Kingen was initially taken under Song ‘Smeb’ Kyung-ho’s wing while on KT Rolster, before attempting to make his name in the LPL as TheShy had done. However, even after returning to the LCK to be part of DRX, something was missing from Kingen’s arsenal that would allow him to stand out from his peers: the mental nirvana he finally achieved here in North America.
“Honestly, I’ve been working hard my entire career,” Kingen states, “but the mindset I’ve had more recently is to not hesitate and give it my all. There’s a saying in Korea where if you do everything you can with no regrets, and leave it up to whatever fate has for you, then that’s the best you can do. Believing in that actually helped me a lot, and allowed me to stand here today.”
Standing alongside Kingen at the peak of the League esports world are of course his DRX teammates, including the man he himself had recruited at the beginning of the year: Kim ‘Zeka’ Geon-woo.
In a previous interview with Korizon’s Ashley Kang, Zeka revealed that his former KT Rolster comrade had promised him an LCK title if he returned from China to join the team. While Kingen has yet to make good on that particular promise, Zeka will have to make do with a world championship instead for the time being.
“I said this not only to Zeka, but to Deft too,” Kingen clarifies. “I told them ‘let’s win together’, but you can’t predict the future. […] We achieved the highest achievement, and everything turned out to be so good, so I’m really happy about that.”

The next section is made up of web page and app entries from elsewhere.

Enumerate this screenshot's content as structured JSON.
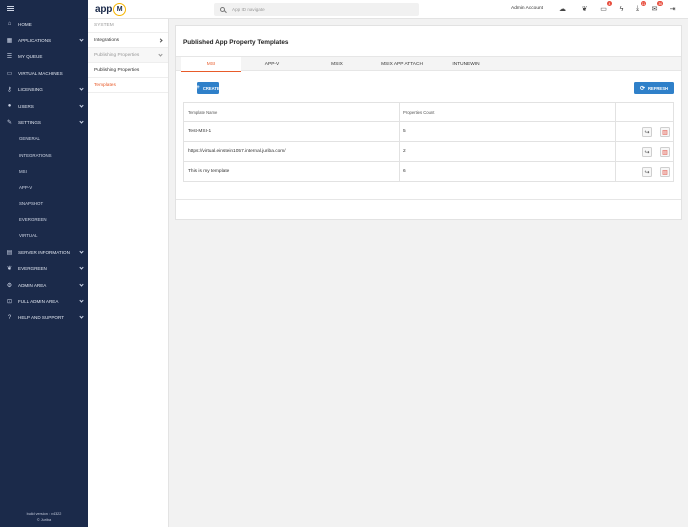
{
  "app": {
    "logo_text": "app",
    "logo_badge": "M"
  },
  "search": {
    "placeholder": "App ID navigate"
  },
  "topbar": {
    "admin_name": "Admin Account",
    "icons": [
      {
        "name": "cloud-icon",
        "badge": ""
      },
      {
        "name": "leaf-icon",
        "badge": ""
      },
      {
        "name": "monitor-icon",
        "badge": "4"
      },
      {
        "name": "bolt-icon",
        "badge": ""
      },
      {
        "name": "download-icon",
        "badge": "11"
      },
      {
        "name": "mail-icon",
        "badge": "36"
      },
      {
        "name": "logout-icon",
        "badge": ""
      }
    ]
  },
  "sidebar": {
    "items": [
      {
        "label": "Home",
        "icon": "home-icon",
        "chevron": false
      },
      {
        "label": "Applications",
        "icon": "apps-icon",
        "chevron": true
      },
      {
        "label": "My Queue",
        "icon": "queue-icon",
        "chevron": false
      },
      {
        "label": "Virtual Machines",
        "icon": "monitor-icon",
        "chevron": false
      },
      {
        "label": "Licensing",
        "icon": "key-icon",
        "chevron": true
      },
      {
        "label": "Users",
        "icon": "users-icon",
        "chevron": true
      },
      {
        "label": "Settings",
        "icon": "wrench-icon",
        "chevron": true
      }
    ],
    "settings_sub": [
      "General",
      "Integrations",
      "MSI",
      "App-V",
      "Snapshot",
      "Evergreen",
      "Virtual"
    ],
    "items_after": [
      {
        "label": "Server Information",
        "icon": "server-icon",
        "chevron": true
      },
      {
        "label": "Evergreen",
        "icon": "leaf-icon",
        "chevron": true
      },
      {
        "label": "Admin Area",
        "icon": "admin-icon",
        "chevron": true
      },
      {
        "label": "Full Admin Area",
        "icon": "full-admin-icon",
        "chevron": true
      },
      {
        "label": "Help and Support",
        "icon": "help-icon",
        "chevron": true
      }
    ],
    "footer_line1": "build version : v4322",
    "footer_line2": "© Juriba"
  },
  "subpanel": {
    "header": "System",
    "rows": [
      {
        "label": "Integrations",
        "style": "normal",
        "chevron": "right"
      },
      {
        "label": "Publishing Properties",
        "style": "muted",
        "chevron": "down"
      },
      {
        "label": "Publishing Properties",
        "style": "normal",
        "chevron": ""
      },
      {
        "label": "Templates",
        "style": "active",
        "chevron": ""
      }
    ]
  },
  "main": {
    "title": "Published App Property Templates",
    "tabs": [
      "MSI",
      "APP-V",
      "MSIX",
      "MSIX APP ATTACH",
      "INTUNEWIN"
    ],
    "active_tab": "MSI",
    "create_label": "Create",
    "refresh_label": "Refresh",
    "columns": [
      "Template Name",
      "Properties Count"
    ],
    "rows": [
      {
        "name": "Test-MSI-1",
        "count": "5"
      },
      {
        "name": "https://virtual.einstein1057.internal.juriba.com/",
        "count": "2"
      },
      {
        "name": "This is my template",
        "count": "6"
      }
    ]
  },
  "colors": {
    "sidebar_bg": "#1b2a4a",
    "accent": "#e85b2a",
    "primary_button": "#2f80c9",
    "badge": "#e74c3c"
  }
}
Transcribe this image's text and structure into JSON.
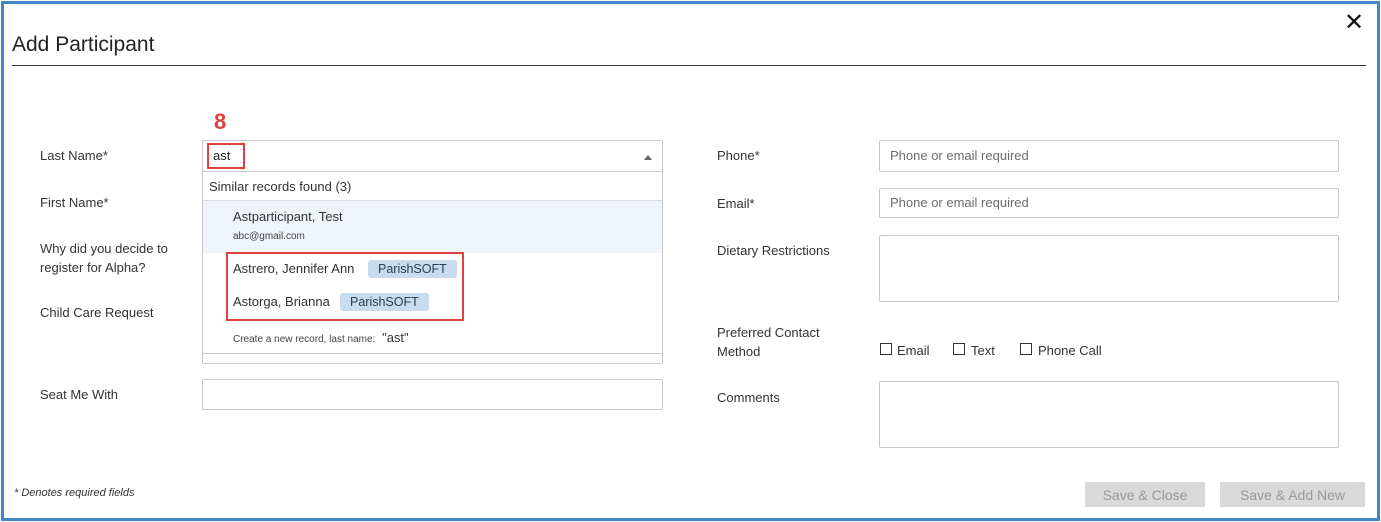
{
  "modal": {
    "title": "Add Participant",
    "close_icon": "✕"
  },
  "step_marker": "8",
  "form_left": {
    "last_name_label": "Last Name*",
    "last_name_value": "ast",
    "first_name_label": "First Name*",
    "why_label_line1": "Why did you decide to",
    "why_label_line2": "register for Alpha?",
    "child_care_label": "Child Care Request",
    "seat_me_label": "Seat Me With"
  },
  "dropdown": {
    "header": "Similar records found (3)",
    "records": [
      {
        "name": "Astparticipant, Test",
        "email": "abc@gmail.com"
      },
      {
        "name": "Astrero, Jennifer Ann",
        "badge": "ParishSOFT"
      },
      {
        "name": "Astorga, Brianna",
        "badge": "ParishSOFT"
      }
    ],
    "create_new_prefix": "Create a new record, last name:",
    "create_new_value": "\"ast\""
  },
  "form_right": {
    "phone_label": "Phone*",
    "phone_placeholder": "Phone or email required",
    "email_label": "Email*",
    "email_placeholder": "Phone or email required",
    "dietary_label": "Dietary Restrictions",
    "contact_label_line1": "Preferred Contact",
    "contact_label_line2": "Method",
    "contact_options": [
      "Email",
      "Text",
      "Phone Call"
    ],
    "comments_label": "Comments"
  },
  "footer": {
    "required_note": "* Denotes required fields",
    "save_close": "Save & Close",
    "save_add_new": "Save & Add New"
  },
  "colors": {
    "frame": "#3d88c8",
    "highlight": "#e0413f",
    "badge_bg": "#c9dcee"
  }
}
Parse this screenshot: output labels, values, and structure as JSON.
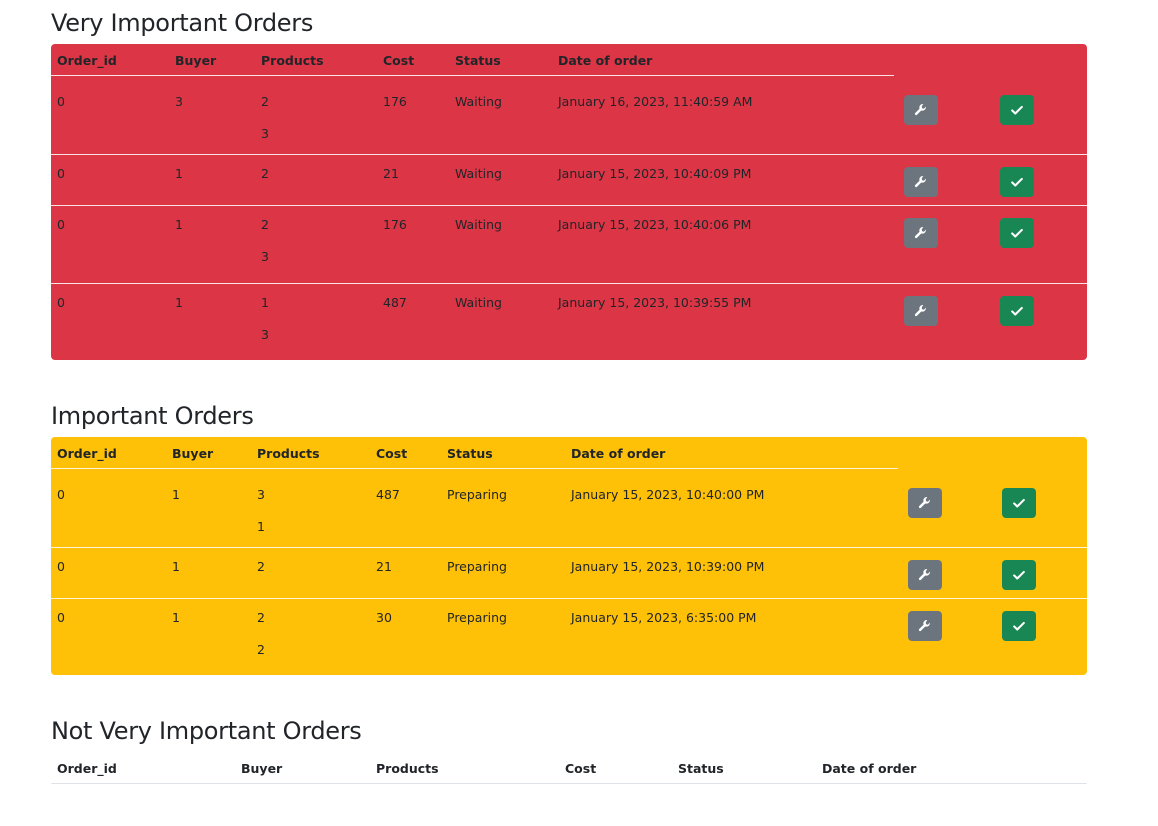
{
  "columns": [
    "Order_id",
    "Buyer",
    "Products",
    "Cost",
    "Status",
    "Date of order"
  ],
  "colors": {
    "very_important": "#dc3545",
    "important": "#ffc107",
    "edit_button": "#6c757d",
    "complete_button": "#198754"
  },
  "icons": {
    "edit": "wrench-icon",
    "complete": "check-icon"
  },
  "very_important": {
    "title": "Very Important Orders",
    "rows": [
      {
        "order_id": "0",
        "buyer": "3",
        "products": [
          "2",
          "3"
        ],
        "cost": "176",
        "status": "Waiting",
        "date": "January 16, 2023, 11:40:59 AM"
      },
      {
        "order_id": "0",
        "buyer": "1",
        "products": [
          "2"
        ],
        "cost": "21",
        "status": "Waiting",
        "date": "January 15, 2023, 10:40:09 PM"
      },
      {
        "order_id": "0",
        "buyer": "1",
        "products": [
          "2",
          "3"
        ],
        "cost": "176",
        "status": "Waiting",
        "date": "January 15, 2023, 10:40:06 PM"
      },
      {
        "order_id": "0",
        "buyer": "1",
        "products": [
          "1",
          "3"
        ],
        "cost": "487",
        "status": "Waiting",
        "date": "January 15, 2023, 10:39:55 PM"
      }
    ]
  },
  "important": {
    "title": "Important Orders",
    "rows": [
      {
        "order_id": "0",
        "buyer": "1",
        "products": [
          "3",
          "1"
        ],
        "cost": "487",
        "status": "Preparing",
        "date": "January 15, 2023, 10:40:00 PM"
      },
      {
        "order_id": "0",
        "buyer": "1",
        "products": [
          "2"
        ],
        "cost": "21",
        "status": "Preparing",
        "date": "January 15, 2023, 10:39:00 PM"
      },
      {
        "order_id": "0",
        "buyer": "1",
        "products": [
          "2",
          "2"
        ],
        "cost": "30",
        "status": "Preparing",
        "date": "January 15, 2023, 6:35:00 PM"
      }
    ]
  },
  "not_very_important": {
    "title": "Not Very Important Orders",
    "rows": []
  }
}
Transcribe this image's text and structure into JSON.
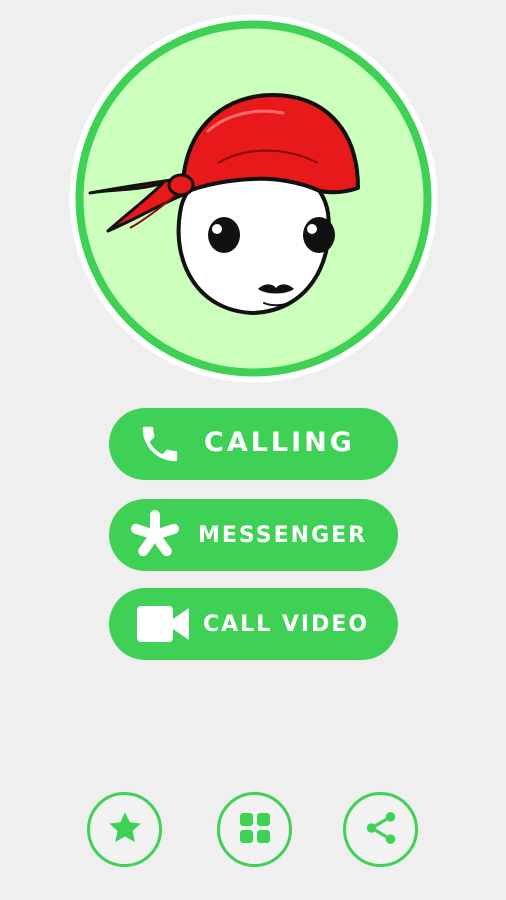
{
  "colors": {
    "background": "#efefef",
    "accent_green": "#3fd155",
    "avatar_fill": "#ccffbb",
    "bandana_red": "#e8191a",
    "white": "#ffffff"
  },
  "buttons": {
    "calling": {
      "label": "CALLING",
      "icon": "phone-icon"
    },
    "messenger": {
      "label": "MESSENGER",
      "icon": "asterisk-icon"
    },
    "call_video": {
      "label": "CALL VIDEO",
      "icon": "video-camera-icon"
    }
  },
  "bottom_bar": {
    "rate": {
      "icon": "star-icon"
    },
    "more_apps": {
      "icon": "grid-icon"
    },
    "share": {
      "icon": "share-icon"
    }
  }
}
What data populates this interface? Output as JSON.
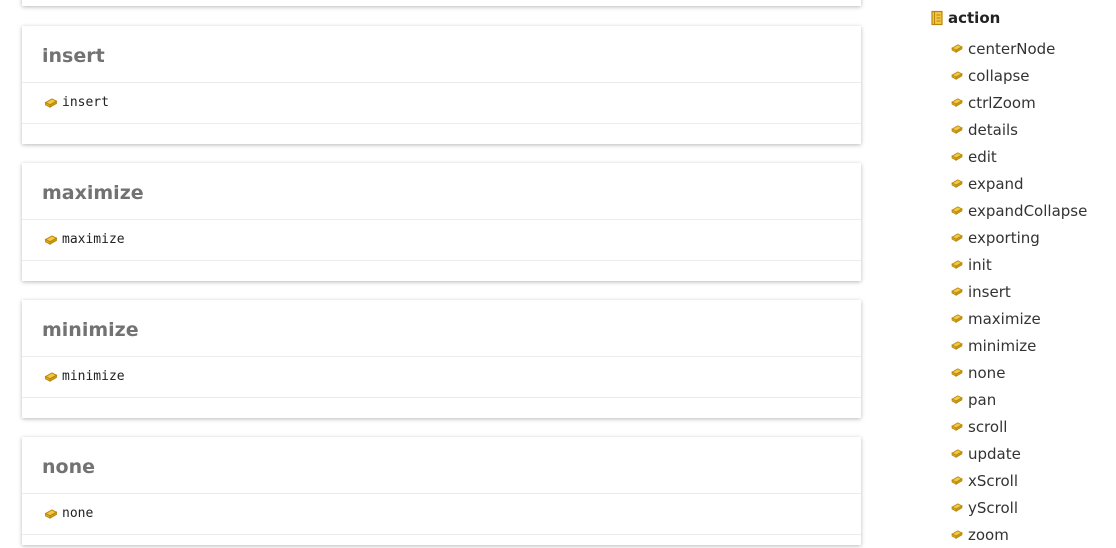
{
  "cards": [
    {
      "title": "insert",
      "member": "insert"
    },
    {
      "title": "maximize",
      "member": "maximize"
    },
    {
      "title": "minimize",
      "member": "minimize"
    },
    {
      "title": "none",
      "member": "none"
    }
  ],
  "sidebar": {
    "namespace": "action",
    "items": [
      "centerNode",
      "collapse",
      "ctrlZoom",
      "details",
      "edit",
      "expand",
      "expandCollapse",
      "exporting",
      "init",
      "insert",
      "maximize",
      "minimize",
      "none",
      "pan",
      "scroll",
      "update",
      "xScroll",
      "yScroll",
      "zoom"
    ]
  },
  "colors": {
    "icon": "#d4a017",
    "title": "#727272",
    "text": "#333333"
  },
  "icons": {
    "namespace": "namespace-icon",
    "member": "member-icon"
  }
}
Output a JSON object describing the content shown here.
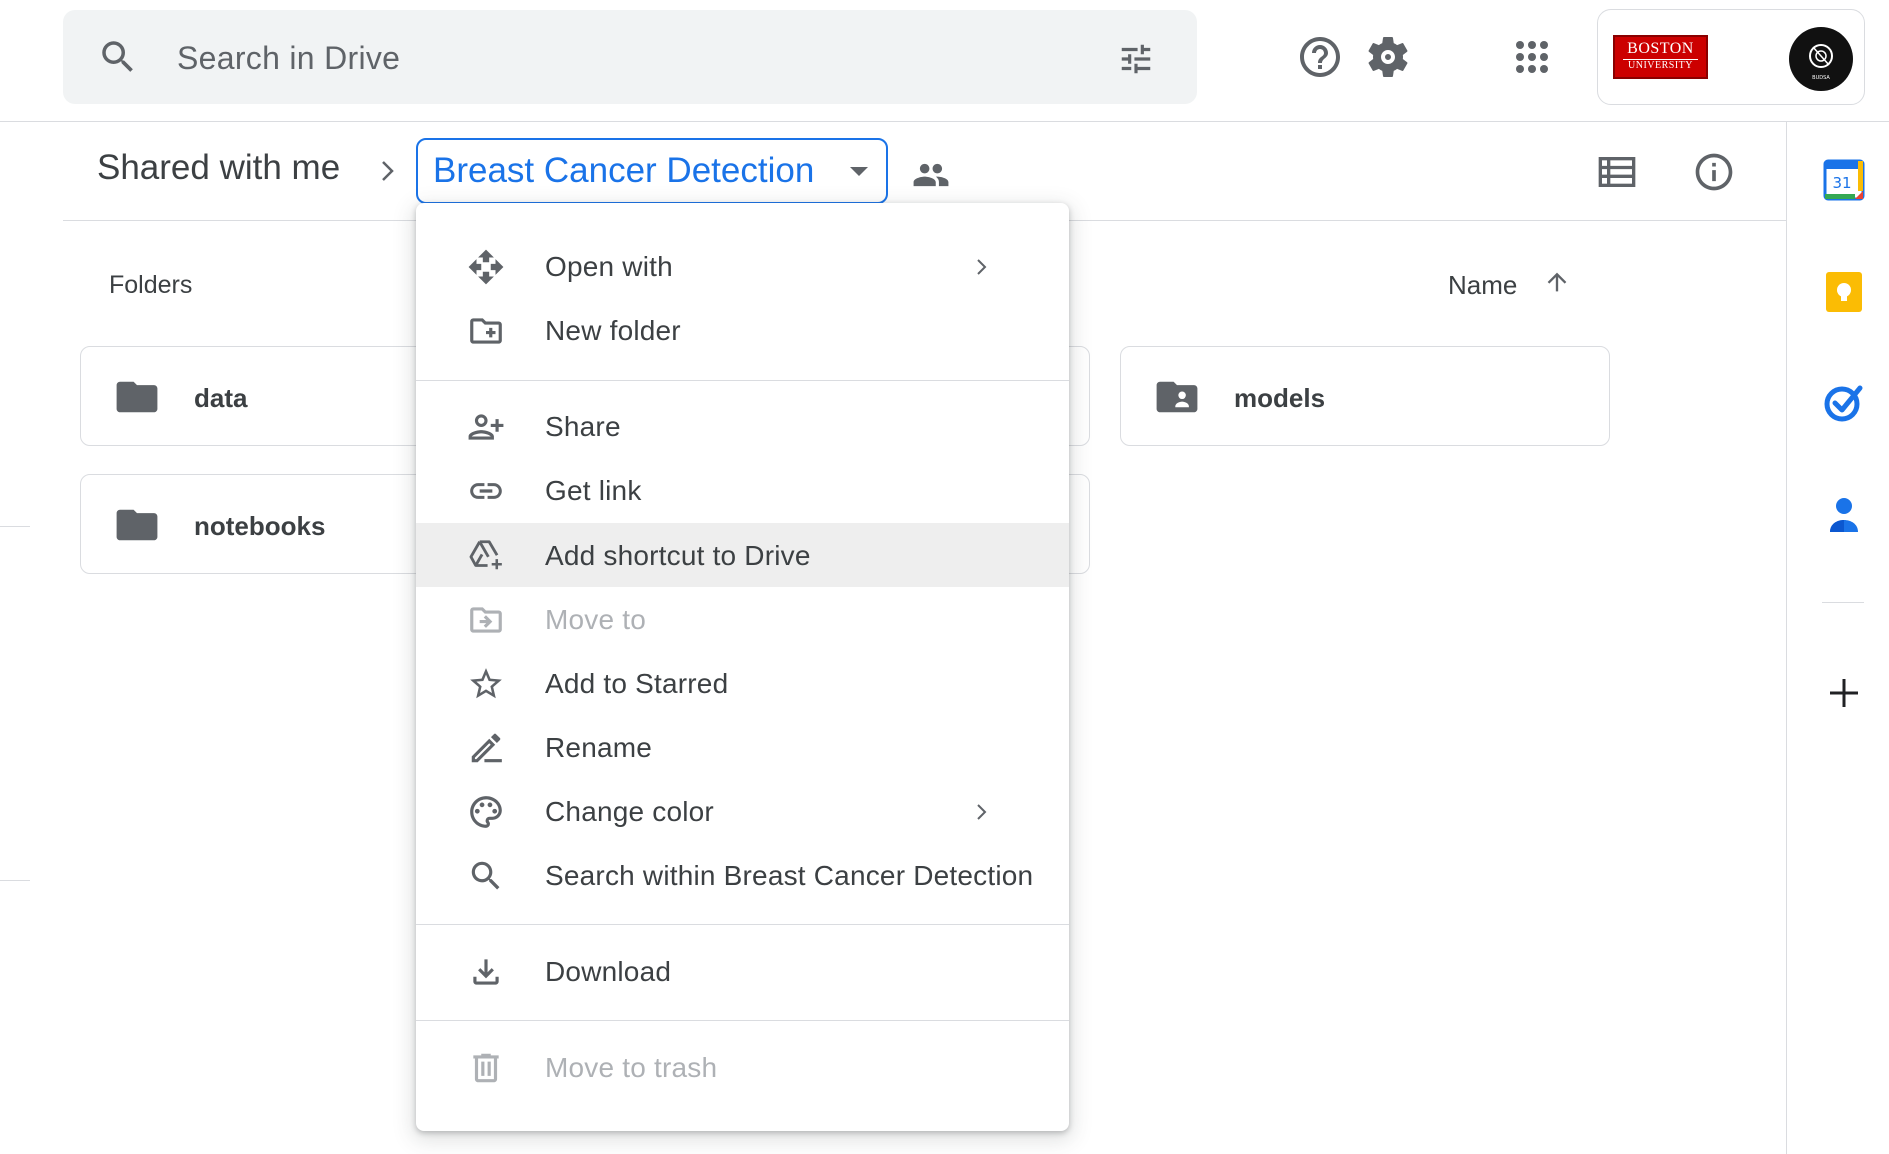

Of course, the path to achieving high isn’t linear, and Kingen is unabashedly aware that the team has taken the “messy” route to the top. Over the course of the tournament, DRX played a whopping 26 games, including 14 of the 15 possible games in the Knockout Stage. One can see why Kingen was so sure the Final would go the whole way.
While many of the team’s victories were born out of chaos, this energy suits DRX to a tee. Take Hong ‘Pyosik’ Chang-hyeon’s iconic victory celebration, for example. Aside from being a crowd favourite, Kingen firmly believes that his teammate has qualities that were pivotal to DRX’s fairytale run.
“He’s such a character”, Kingen beams. “He’s such a pure soul, someone you can easily approach, and is so familiar. I think him just being himself in-game helps us let go of all the feelings, and helped us get a positive outcome.”
Well, there are few outcomes more positive than a world championship victory – though, arguably for Cho ‘BeryL’ Geon-hee the dream of a gacha game waifu-inspired DRX Worlds skin might just top it…
For now, this remarkable DRX side can revel in its remarkable achievement. However, with an LCK title still to acquire for Zeka, Kingen will surely be eager to get back home to start preparing for the 2023 season, though not without first taking a well-earned break, I’m sure.